Unsure as to whether to safeguard banks' funds or allow citizens to offer their homes in payment for the cancellation of mortgage debts, and unable to come down definitively on either side, the government has enacted Royal Decree-Law 8/2011, entitled "Measures to Support Mortgage Debtors".

Until now, in order to bid in a foreclosure procedure – whether on a residential property or otherwise – a deposit of 30% of the starting price (ie, the value of the appraisal minus the value of charges, encumbrances and pre-emptive rights) had to be paid into court beforehand. If no one bid at least 70% of the starting price, the debtor was allowed to appoint someone who would bid either 70% of the appraisal value or the total debt value. If the debtor failed to do so within a certain timeframe, the bank could then request to be granted the property, either for 70% of the starting price or for the amount owed, in cases where the debt exceeded the highest bid. In the event that no one turned up to bid, the bank could decide to keep the property for either 50% of the appraisal value or the total debt value.

The royal decree-law uses the 'magic' 10% figure, which on the one hand reduces the deposit required to bid to 20% of the starting price (ie, 10% less), and on the other hand compels the bank, if it decides to keep the property, to do so at 60% of its appraisal value (ie, 10% more). However, if that 60% does not cancel the debt, then the outstanding amount continues to be payable on demand, which means that things are much the same as before.
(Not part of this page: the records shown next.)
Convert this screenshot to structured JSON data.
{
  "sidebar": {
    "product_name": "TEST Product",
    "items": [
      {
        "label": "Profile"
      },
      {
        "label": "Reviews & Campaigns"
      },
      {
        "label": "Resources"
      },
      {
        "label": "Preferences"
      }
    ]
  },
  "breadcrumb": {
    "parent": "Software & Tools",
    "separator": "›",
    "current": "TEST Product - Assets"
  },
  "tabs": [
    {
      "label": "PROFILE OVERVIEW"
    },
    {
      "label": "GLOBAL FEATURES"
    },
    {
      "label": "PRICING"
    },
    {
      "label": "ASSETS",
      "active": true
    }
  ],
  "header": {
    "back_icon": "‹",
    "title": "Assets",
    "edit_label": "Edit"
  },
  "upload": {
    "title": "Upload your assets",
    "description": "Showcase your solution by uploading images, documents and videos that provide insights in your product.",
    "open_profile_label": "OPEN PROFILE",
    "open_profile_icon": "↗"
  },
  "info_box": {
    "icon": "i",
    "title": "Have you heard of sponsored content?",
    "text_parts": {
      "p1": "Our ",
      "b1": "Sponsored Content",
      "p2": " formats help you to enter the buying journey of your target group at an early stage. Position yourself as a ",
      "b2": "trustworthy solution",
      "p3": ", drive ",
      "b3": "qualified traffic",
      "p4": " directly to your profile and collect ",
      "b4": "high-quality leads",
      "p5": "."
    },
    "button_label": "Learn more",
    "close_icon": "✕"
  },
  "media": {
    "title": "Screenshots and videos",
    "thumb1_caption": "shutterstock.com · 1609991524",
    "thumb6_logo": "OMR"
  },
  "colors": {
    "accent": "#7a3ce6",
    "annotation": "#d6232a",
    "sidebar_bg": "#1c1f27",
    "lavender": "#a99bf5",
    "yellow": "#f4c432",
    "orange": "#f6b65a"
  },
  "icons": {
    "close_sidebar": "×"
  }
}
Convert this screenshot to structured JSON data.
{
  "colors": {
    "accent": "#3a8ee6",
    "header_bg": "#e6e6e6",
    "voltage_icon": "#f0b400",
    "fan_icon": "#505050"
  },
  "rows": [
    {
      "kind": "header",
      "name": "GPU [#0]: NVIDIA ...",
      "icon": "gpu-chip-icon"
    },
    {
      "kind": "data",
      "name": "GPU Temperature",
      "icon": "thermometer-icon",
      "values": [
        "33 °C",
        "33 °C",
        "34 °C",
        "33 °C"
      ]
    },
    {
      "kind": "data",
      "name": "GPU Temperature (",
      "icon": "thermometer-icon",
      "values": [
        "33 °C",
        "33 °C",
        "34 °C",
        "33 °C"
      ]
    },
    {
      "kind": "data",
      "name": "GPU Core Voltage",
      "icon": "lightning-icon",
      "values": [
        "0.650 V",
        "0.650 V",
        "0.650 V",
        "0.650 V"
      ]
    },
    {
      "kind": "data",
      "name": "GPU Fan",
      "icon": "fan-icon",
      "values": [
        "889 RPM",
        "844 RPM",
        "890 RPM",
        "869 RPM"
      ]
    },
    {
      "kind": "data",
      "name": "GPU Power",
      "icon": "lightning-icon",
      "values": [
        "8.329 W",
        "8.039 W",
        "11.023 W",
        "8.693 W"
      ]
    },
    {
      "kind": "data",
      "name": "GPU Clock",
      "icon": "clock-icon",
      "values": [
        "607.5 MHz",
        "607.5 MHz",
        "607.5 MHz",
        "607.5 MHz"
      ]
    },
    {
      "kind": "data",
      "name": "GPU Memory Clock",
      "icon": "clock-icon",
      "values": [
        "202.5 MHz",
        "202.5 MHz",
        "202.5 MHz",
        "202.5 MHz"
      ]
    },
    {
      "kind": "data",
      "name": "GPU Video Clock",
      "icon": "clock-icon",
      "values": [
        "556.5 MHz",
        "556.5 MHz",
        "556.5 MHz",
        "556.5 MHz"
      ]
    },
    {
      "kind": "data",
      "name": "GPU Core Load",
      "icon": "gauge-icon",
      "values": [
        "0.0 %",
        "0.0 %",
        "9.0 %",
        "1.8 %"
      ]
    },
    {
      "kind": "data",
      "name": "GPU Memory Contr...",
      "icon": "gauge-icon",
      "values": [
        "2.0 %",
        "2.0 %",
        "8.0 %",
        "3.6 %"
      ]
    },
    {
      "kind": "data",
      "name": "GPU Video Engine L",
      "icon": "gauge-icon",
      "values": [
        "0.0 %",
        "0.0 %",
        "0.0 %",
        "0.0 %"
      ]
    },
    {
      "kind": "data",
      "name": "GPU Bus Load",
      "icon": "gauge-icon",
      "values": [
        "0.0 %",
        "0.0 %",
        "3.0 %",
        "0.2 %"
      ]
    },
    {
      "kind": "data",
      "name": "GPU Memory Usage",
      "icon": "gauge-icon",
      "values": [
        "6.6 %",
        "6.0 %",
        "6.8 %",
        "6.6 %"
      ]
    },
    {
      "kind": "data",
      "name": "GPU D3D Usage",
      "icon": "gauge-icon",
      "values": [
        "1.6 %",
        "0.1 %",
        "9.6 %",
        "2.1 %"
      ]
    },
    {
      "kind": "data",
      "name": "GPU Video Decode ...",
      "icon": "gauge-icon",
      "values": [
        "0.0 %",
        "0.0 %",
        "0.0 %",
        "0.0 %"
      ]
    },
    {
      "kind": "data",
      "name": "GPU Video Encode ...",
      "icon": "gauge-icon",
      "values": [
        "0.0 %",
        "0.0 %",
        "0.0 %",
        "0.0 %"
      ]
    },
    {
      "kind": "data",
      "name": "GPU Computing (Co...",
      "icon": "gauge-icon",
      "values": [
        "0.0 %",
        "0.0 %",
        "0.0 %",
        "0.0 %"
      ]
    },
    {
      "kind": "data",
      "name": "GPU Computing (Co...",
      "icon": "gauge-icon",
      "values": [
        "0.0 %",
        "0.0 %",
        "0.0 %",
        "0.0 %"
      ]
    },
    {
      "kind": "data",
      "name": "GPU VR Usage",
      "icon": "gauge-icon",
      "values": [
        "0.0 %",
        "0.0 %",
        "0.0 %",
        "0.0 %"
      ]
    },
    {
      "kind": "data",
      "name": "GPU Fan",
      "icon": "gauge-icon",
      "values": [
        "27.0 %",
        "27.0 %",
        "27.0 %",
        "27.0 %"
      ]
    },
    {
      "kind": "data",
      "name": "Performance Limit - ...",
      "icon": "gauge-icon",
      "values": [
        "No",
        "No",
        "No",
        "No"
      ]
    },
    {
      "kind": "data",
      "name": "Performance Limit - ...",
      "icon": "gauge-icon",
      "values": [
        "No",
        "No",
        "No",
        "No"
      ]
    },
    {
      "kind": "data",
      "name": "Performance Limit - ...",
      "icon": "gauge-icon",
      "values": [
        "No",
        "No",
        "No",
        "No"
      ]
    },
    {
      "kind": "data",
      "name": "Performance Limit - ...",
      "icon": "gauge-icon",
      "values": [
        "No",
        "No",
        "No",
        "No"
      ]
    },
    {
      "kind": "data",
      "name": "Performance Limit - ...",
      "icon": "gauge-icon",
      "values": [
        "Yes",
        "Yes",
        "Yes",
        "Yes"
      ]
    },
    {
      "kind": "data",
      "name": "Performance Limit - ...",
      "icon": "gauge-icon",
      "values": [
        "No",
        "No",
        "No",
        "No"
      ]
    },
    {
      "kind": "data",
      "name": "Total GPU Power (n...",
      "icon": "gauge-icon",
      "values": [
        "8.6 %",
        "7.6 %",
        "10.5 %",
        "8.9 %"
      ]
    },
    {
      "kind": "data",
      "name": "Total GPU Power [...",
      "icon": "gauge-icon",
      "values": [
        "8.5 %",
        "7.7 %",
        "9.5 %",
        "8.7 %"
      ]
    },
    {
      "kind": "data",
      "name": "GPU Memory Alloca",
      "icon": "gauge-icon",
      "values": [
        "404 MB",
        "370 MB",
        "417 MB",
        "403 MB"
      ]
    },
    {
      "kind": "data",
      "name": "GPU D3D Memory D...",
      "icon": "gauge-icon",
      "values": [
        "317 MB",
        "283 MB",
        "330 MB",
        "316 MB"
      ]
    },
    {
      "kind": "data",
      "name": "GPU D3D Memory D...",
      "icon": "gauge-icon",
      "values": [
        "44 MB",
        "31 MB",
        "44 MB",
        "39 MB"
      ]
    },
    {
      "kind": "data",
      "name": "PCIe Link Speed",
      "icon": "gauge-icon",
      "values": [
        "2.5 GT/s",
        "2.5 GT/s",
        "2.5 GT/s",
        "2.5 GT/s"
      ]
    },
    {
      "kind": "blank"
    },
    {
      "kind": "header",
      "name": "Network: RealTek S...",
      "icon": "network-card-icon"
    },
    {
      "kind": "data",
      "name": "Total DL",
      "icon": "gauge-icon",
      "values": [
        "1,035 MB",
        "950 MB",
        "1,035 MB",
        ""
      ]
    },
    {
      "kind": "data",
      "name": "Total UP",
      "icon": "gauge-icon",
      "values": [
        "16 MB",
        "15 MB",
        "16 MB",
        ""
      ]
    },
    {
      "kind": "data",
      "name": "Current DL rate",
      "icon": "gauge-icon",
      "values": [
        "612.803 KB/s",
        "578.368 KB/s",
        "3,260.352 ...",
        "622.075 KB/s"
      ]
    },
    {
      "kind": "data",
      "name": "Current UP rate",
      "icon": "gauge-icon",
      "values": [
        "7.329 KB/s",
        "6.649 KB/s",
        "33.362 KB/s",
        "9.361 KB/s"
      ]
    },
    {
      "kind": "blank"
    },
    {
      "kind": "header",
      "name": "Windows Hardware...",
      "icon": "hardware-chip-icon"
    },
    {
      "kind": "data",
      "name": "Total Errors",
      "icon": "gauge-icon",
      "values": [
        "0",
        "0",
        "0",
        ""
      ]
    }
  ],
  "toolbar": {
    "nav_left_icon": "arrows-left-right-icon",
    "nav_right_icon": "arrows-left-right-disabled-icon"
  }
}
Also, in those cases where the debtor's main residence is involved, the royal decree-law has raised the minimum amount of household earnings below which foreclosure is forbidden by law by 50% of the national minimum wage (ie, up to 150%), and by a further 30% per dependent family member without earnings.

While offering property in payment will not always clear debts altogether, it will nevertheless now cost banks 10% more to acquire such properties through foreclosure. Banks will thus find it hard to seize the wages of debtors who belong to the so-called 'thousand-euro' generation in cases where they decide to keep their main residence.

For further information on this topic please contact José Antonio Pérez Breva at Garrigues by telephone (+34 93 253 3700), fax (+34 93 253 3750) or email ([email protected]).